|Photo by Thierry Nogaro (Oiseaux)|
rufous-throated antbird (en); mãe-de-taoca-de-garganta-vermelha (pt); fourmilier à gorge rousse (fr); hormiguero gorgirrufo (es); rostkehl-ameisenvogel (de)
This species is found in northern South America, in southern and south-eastern Venezuela, marginally into eastern Colombia, and in the Guyanas and northern Brazil, north of the Amazon river.
These birds are 15 cm long and weigh 25-30 g.
The rufous-throated antbirds is found in the understory of lowland tropical rainforests, from sea level up to an altitude of 600 m.
They often follow army ant swarms, hunting insects, spiders and other small invertebrates flushed by the ants.
Rufous-throated antbirds nest in a cup made of dead leaves and other plant materials, placed near the ground on a tree cavity or dead stump. There the female lays 2 eggs which are incubated by both parents. The is no information regarding the length of the incubation period. The chicks are raised by both parents and fledge around 13 days after hatching. They will continue to be brooded by the parents for 1 week after fledging.
IUCN status - LC (Least Concern)
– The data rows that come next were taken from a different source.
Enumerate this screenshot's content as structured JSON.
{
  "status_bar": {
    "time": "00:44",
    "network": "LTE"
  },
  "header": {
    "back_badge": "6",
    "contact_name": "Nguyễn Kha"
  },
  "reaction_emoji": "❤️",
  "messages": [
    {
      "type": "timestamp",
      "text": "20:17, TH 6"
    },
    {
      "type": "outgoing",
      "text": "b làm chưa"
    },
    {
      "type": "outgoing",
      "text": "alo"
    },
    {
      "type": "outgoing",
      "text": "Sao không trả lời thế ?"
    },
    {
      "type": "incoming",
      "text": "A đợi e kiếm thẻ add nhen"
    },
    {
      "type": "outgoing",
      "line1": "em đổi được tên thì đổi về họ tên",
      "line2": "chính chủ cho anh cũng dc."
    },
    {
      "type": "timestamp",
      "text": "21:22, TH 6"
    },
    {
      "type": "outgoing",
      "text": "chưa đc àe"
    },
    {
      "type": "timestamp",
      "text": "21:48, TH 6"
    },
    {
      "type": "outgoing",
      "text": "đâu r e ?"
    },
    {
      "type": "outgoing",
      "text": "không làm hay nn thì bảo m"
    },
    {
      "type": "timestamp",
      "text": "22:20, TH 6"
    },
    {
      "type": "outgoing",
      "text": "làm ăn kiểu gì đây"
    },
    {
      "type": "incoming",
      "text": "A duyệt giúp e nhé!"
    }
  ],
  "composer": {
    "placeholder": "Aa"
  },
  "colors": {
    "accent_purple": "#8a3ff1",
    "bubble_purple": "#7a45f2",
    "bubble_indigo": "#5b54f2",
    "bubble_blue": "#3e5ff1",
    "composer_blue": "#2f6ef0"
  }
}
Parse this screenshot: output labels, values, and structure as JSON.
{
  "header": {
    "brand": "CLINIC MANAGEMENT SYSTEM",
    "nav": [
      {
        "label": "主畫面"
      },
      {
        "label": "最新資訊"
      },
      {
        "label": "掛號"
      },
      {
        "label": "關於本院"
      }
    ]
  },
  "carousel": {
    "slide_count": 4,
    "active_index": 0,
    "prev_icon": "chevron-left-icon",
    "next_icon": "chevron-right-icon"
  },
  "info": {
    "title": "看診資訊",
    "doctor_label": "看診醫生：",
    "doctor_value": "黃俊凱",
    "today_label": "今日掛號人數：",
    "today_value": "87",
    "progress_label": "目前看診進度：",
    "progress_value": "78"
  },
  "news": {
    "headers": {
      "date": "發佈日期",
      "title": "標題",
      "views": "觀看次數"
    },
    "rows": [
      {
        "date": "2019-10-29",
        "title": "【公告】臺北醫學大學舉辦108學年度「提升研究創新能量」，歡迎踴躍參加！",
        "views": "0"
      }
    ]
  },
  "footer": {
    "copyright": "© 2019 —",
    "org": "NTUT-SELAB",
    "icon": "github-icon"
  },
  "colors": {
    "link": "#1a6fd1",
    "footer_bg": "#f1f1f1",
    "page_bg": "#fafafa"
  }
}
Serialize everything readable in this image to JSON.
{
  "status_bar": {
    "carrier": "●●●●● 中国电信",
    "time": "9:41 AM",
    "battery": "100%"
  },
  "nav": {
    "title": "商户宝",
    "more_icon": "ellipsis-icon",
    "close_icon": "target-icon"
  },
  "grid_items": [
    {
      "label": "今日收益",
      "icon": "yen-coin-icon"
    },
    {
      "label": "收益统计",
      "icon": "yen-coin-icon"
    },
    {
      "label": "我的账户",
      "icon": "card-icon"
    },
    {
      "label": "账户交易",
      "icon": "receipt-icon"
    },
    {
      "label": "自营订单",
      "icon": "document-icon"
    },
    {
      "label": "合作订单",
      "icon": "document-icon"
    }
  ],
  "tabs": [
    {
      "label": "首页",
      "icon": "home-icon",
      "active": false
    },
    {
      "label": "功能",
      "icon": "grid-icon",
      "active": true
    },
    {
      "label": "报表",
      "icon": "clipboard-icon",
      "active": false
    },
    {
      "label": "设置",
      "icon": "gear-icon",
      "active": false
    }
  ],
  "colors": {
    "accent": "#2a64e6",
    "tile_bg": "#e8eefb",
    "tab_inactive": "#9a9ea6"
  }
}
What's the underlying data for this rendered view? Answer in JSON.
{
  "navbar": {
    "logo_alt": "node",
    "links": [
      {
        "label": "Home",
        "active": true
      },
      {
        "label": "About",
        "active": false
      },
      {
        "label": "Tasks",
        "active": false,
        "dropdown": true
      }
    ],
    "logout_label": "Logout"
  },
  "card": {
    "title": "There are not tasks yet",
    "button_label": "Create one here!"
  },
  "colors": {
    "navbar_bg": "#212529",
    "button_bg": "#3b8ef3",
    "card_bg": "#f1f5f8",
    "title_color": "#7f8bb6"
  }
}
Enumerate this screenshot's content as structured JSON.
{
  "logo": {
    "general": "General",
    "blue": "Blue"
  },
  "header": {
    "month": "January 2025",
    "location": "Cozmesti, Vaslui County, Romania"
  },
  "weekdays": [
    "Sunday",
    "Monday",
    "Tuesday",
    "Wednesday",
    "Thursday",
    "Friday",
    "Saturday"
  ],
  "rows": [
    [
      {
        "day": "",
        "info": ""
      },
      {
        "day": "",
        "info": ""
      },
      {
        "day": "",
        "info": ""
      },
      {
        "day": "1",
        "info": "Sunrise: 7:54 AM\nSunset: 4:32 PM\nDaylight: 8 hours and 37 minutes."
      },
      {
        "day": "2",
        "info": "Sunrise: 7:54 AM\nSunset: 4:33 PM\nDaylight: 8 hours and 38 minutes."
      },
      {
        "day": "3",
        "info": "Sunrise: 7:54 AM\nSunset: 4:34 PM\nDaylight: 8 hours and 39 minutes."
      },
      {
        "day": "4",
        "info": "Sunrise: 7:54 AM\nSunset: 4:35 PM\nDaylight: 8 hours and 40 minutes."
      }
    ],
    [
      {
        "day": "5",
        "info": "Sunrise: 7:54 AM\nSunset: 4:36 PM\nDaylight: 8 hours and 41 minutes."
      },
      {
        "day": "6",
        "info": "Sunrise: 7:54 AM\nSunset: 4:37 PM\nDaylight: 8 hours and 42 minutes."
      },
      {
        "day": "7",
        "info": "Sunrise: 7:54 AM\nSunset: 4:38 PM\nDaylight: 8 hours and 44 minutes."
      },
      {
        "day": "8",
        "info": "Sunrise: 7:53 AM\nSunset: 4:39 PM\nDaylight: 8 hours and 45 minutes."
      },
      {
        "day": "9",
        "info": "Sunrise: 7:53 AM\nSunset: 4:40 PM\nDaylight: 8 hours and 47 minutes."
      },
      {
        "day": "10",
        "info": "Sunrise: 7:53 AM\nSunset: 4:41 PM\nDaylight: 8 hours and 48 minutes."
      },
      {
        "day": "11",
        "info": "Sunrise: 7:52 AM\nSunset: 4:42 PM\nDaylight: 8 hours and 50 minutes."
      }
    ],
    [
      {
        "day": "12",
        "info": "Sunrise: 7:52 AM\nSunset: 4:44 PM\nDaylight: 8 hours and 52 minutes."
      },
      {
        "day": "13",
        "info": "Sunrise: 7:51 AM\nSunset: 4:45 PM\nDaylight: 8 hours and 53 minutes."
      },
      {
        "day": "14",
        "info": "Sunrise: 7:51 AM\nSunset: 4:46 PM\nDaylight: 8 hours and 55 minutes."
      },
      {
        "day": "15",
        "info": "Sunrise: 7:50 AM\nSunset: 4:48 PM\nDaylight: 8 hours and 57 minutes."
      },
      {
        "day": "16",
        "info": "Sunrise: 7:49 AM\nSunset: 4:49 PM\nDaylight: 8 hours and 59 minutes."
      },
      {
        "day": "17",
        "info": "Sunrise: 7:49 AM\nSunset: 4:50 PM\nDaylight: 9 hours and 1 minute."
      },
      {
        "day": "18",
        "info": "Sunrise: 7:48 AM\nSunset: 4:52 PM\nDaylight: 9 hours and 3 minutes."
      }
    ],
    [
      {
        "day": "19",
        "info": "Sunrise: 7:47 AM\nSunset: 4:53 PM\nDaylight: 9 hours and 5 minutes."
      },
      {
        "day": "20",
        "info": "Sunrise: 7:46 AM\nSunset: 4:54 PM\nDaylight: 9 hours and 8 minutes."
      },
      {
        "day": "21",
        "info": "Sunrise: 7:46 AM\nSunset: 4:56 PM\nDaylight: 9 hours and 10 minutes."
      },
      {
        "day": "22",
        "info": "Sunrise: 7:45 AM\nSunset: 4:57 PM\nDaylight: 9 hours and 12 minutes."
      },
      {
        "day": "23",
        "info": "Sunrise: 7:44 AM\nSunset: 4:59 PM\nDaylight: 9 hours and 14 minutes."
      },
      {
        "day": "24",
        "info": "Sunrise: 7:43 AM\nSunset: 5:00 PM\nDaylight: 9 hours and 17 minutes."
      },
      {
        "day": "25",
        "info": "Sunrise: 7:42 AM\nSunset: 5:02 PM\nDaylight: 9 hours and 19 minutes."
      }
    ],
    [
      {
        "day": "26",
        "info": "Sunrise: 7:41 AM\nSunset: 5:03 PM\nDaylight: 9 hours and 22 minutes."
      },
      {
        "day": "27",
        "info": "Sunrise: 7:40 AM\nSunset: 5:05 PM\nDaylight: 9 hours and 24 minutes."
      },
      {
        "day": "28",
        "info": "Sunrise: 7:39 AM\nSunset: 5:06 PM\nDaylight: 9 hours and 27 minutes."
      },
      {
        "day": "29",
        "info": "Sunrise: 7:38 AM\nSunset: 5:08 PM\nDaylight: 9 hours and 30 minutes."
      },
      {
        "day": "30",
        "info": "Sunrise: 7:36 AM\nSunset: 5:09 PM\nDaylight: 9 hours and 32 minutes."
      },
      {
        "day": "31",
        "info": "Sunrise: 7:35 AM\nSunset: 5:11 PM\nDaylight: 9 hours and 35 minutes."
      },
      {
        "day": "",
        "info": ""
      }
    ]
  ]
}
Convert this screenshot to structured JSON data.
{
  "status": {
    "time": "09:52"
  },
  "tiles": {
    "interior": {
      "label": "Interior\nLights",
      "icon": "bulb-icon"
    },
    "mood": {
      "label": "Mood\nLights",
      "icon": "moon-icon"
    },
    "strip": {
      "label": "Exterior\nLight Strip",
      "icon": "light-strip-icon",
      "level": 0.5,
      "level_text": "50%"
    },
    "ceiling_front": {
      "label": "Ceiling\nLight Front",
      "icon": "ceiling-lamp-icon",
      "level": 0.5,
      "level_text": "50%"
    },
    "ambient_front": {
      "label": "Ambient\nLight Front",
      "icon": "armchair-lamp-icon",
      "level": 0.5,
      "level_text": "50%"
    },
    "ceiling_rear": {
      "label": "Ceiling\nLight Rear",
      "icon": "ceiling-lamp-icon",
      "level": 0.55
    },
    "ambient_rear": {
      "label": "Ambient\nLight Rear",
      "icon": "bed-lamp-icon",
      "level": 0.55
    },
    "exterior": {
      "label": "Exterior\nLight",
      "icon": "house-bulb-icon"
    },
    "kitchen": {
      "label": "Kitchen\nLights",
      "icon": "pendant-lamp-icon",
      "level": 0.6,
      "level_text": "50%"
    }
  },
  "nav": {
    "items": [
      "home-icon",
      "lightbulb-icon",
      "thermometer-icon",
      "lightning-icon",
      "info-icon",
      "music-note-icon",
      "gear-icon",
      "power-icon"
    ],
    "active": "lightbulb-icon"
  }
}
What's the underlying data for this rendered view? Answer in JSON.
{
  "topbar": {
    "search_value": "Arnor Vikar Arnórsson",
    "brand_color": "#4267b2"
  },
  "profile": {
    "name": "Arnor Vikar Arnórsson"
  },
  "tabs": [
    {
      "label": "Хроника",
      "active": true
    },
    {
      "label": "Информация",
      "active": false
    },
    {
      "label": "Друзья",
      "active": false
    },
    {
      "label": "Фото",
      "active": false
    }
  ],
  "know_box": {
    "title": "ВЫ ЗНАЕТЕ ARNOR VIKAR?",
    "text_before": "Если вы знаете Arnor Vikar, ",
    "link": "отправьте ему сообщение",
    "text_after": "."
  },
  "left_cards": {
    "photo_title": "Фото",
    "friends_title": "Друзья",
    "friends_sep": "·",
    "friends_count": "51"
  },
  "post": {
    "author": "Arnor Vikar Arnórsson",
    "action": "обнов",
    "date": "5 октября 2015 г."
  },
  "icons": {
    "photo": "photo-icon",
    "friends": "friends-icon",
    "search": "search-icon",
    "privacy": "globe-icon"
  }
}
This species has a very large breeding range and is described as fairly common. The rufous-throated antbird is suspected to loose 10% of their habitat in the next 15 years, based on current models of Amazonian deforestation, but is not currently threatened.